An indiginous tribe in Argentina called the Toba people have believed in powerful but benevolent little creatures called a Qasoǵonaǵas. The few descriptions speak of small anteaters with striped locks of rainbow hair and an ability to tame lightning. Well, to be completely honest they control all of the weather. Living amongst the clouds performing their celestial duty to keep meteorological balance in the ecosystem. They take their job very seriously, often surveying the plants and animals of the earth ensuring they are enduring but in their curiosity can find themselves falling to the earth by accident. One would think that an animal living so high would be able to fly, however these rainbow electric anteaters cannot fly but can walk and hop on the tops of clouds. Once on Earth the Qasoǵonaǵas are stuck on the surface until a human can find them and perform a ritual to return them to the sky. The Qasoǵonaǵas on its return to the sky will reward the performer of the ritual with Shamanistic powers.

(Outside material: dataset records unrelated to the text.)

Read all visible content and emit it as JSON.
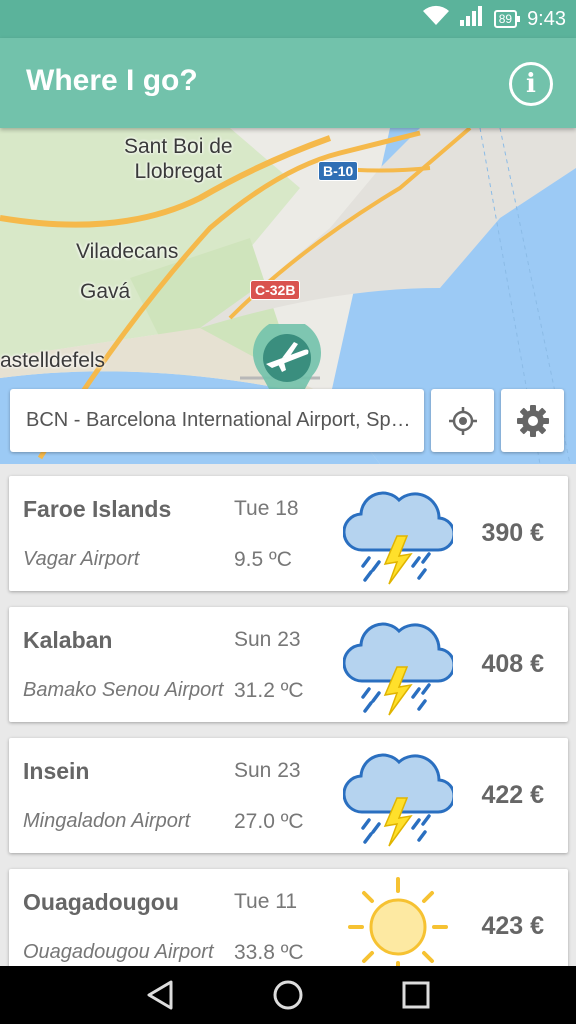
{
  "status_bar": {
    "battery": "89",
    "time": "9:43",
    "icons": [
      "wifi-icon",
      "signal-icon",
      "battery-icon"
    ]
  },
  "app_bar": {
    "title": "Where I go?",
    "info_icon": "info-icon"
  },
  "map": {
    "labels": {
      "sant_boi": "Sant Boi de\nLlobregat",
      "viladecans": "Viladecans",
      "gava": "Gavá",
      "castelldefels": "astelldefels"
    },
    "road_shields": {
      "b10": "B-10",
      "c32": "C-32B"
    },
    "pin_icon": "airplane-icon"
  },
  "search": {
    "value": "BCN - Barcelona International Airport, Spain"
  },
  "buttons": {
    "locate_icon": "my-location-icon",
    "settings_icon": "gear-icon"
  },
  "destinations": [
    {
      "city": "Faroe Islands",
      "airport": "Vagar Airport",
      "date": "Tue 18",
      "temp": "9.5 ºC",
      "weather": "thunderstorm-icon",
      "price": "390 €"
    },
    {
      "city": "Kalaban",
      "airport": "Bamako Senou Airport",
      "date": "Sun 23",
      "temp": "31.2 ºC",
      "weather": "thunderstorm-icon",
      "price": "408 €"
    },
    {
      "city": "Insein",
      "airport": "Mingaladon Airport",
      "date": "Sun 23",
      "temp": "27.0 ºC",
      "weather": "thunderstorm-icon",
      "price": "422 €"
    },
    {
      "city": "Ouagadougou",
      "airport": "Ouagadougou Airport",
      "date": "Tue 11",
      "temp": "33.8 ºC",
      "weather": "sun-icon",
      "price": "423 €"
    }
  ],
  "nav": {
    "back_icon": "back-icon",
    "home_icon": "home-icon",
    "recents_icon": "recents-icon"
  },
  "colors": {
    "primary": "#72c2ab",
    "status": "#5bb39b",
    "cloud": "#b5d3ef",
    "cloud_stroke": "#2a6fc0",
    "bolt": "#ffe02b",
    "sun": "#fde9a2",
    "sun_stroke": "#f6c232"
  }
}
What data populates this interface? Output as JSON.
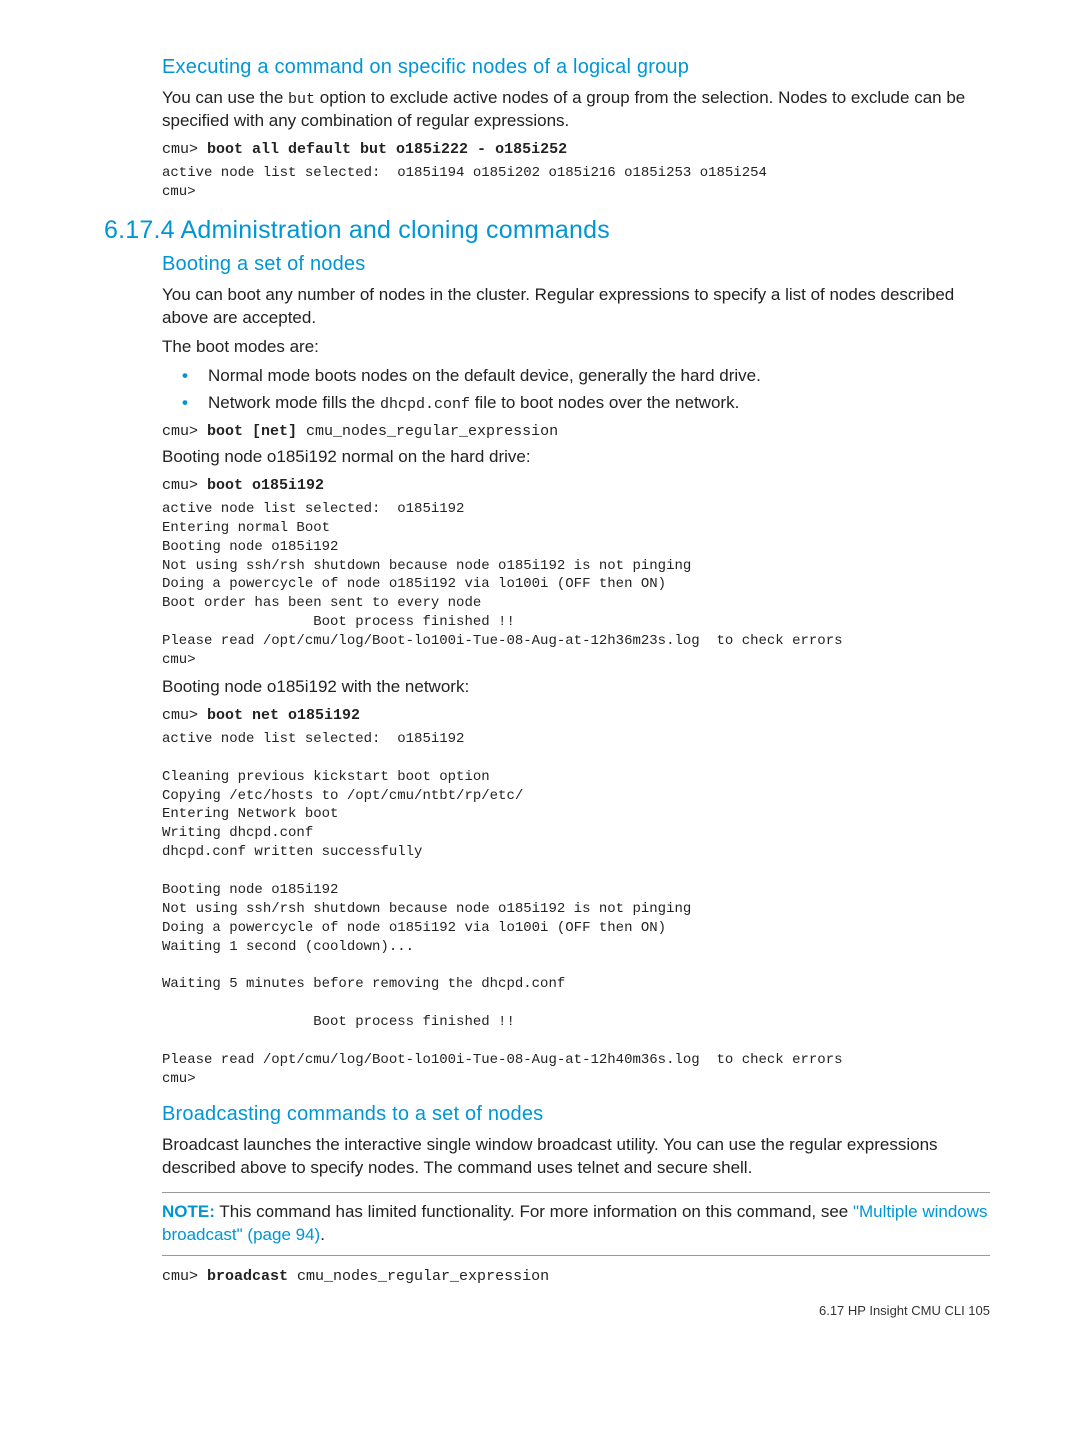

Kate O'Hara
colored pencil and acrylic on vellum, 12"x17"
Sylphs are tiny messengers and companions to the gods. These minor deities are often mistaken for fairies or pixies–or go totally unnoticed, assumed to be commonplace animals. Each one is a hybrid of a mammal with insect wings, the most impressive is said to be the Death Head Fruit Bat. They spend their lives flitting unassumingly between the human and the spirit world, delivering messages and playing small tricks on people. When caught, their wings immediately disintegrate to dust, leaving no presence of their otherworldly nature.

Ruth Speer
The Rabbit Queen / Die Hasenkönigin
Oil on custom cut panel in antique resin frame, 12"x9"
"Three questions?" I said in dismay.
"Any three you wish," replied the rabbit queen.
I looked over the water, which was still as glass, and back at her again. "And if I ask the right ones, you'll tell me how to cross the lake?"
"If," the rabbit queen said darkly.
Dear me, this was very bad. I paced back and forth along the shore. The rabbit queen pretended not to watch while grooming her forepaws in a serene manner. Around us, as far as the eye could travel, there were only trees and mountains and the endless dead quiet of the lake. Suddenly I halted, turning back to face her.
"I have decided on my first question," I said. "Will you allow me to paint your portrait?"
The rabbit queen smiled a slow, sly smile.
And now, as she begins to speak, we must wait to hear what she will say.

Louise McNaught
Acrylic, oils, fluorescent and iridescent paint on canvas, 40"x40"
‘Cernunnos, (Celtic: “Horned One”) in Celtic religion, an archaic and powerful deity, widely worshipped as the “lord of wild things.” I usually have involved endangered species in my work but this time I went a step further, for inspiration I have used the Irish Elk - an extinct species with extraordinarily huge antlers to represent Cernunnos. Through history Cernunnos attributes were generally consistent. He often wore stag antlers and was sometimes accompanied by a stag and by a sacred ram-horned serpent that was also a deity in its own right. Cernunnos was worshipped primarily in Britain, although there are also traces of his cult in Ireland, which I thought the Irish Elk was a fitting incarnation.’